There are other concerns for collectors when they seek to sell an object through a dealer. One is that the dealer agree in writing (usually on the consignment agreement) to insure the piece for its full market value and pay all restoration costs in case of damage. A collector may also choose to make a legal claim against the dealer in the event of damage that diminishes the value of the object.
No customary percentage exists in the trade for the dealer’s commission — it may range from 10 to 50 percent, depending upon the value of the piece, its rarity and the stature of the creator. A very rare piece or one done by a well-known artist might put the collector-consignor in a better position to demand a lower commission than a work that is not likely to sell as easily or for as much money.
It is also wise to see the sales receipt for the consigned work after it is sold in order to ensure that the dealer has not taken too high a commission or paid the consignor too little. Many galleries are notoriously poorly financed operations that often use today’s sale to pay yesterday’s debt, and many artists have had to find recourse in the courts when a dealer withheld money owed to them. Forty-six states around the country have enacted laws that protect an artist-consignor’s works from being seized by creditors if the gallery should go bankrupt.

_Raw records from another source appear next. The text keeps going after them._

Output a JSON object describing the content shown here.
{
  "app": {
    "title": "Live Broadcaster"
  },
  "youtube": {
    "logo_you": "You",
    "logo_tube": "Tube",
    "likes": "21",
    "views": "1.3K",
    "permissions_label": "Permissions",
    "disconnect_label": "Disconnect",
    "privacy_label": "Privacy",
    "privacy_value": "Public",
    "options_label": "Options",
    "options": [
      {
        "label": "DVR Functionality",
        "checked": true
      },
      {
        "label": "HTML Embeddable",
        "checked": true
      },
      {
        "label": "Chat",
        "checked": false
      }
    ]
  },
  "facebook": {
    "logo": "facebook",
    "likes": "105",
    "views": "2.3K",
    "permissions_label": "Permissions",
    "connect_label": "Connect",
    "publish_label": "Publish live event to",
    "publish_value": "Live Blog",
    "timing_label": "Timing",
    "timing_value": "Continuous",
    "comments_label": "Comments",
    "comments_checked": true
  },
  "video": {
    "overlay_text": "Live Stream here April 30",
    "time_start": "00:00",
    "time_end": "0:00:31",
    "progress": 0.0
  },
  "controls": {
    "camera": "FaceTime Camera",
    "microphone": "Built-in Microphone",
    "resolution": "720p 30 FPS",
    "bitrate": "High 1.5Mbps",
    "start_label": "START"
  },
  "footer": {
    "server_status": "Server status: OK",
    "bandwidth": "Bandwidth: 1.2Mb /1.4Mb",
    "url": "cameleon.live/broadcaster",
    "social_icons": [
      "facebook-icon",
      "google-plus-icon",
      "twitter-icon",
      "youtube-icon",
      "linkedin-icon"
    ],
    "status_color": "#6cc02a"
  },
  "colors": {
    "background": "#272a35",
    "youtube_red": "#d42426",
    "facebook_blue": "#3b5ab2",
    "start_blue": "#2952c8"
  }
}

However, these laws do not apply to ordinary collectors who consign their objects to a gallery, but a financing statement — agreed upon and signed by both collector and dealer, will offer the needed protection. Another recourse is to file a UCC-1 form for works on consignment (available in the County Clerk’s office, requiring a nominal filing cost), which stipulates that the consignor has a prior lien on his or her own works in the event that the gallery has to declare bankruptcy. In the event that one’s dealer disappears in the face of numerous creditors and leaves a warehouse full of art, the law permits consignors who have filed the UCC-1 form to retrieve their work.
Collectors, of course, have other options as well, including buying directly from artists, which may be less expensive as there is no dealer commission, or from auction houses. Many of the same laws and negotiating concerns apply, although an unusual situation may arise.
It probably did not occur to the wife of cosmetics magnate Max Factor to ask if the artist Frank Stella would ever paint the very same picture that she was buying from him. She discovered that the artist had done so when she brought her Stella (called “Marquis de Portago”) to auction and learned that the painting existed elsewhere. The result was a suit that found the artist at fault but that the collector had not suffered any monetary damages. Grandma Moses (who, in order to double her income, occasionally sawed paintings in half) had also been sued for a similar cause.
There are a lot of questions collectors should ask, and it is their knowledge of the issues that will protect their rights and maintain their faith in buying art and antiques as an enjoyable activity.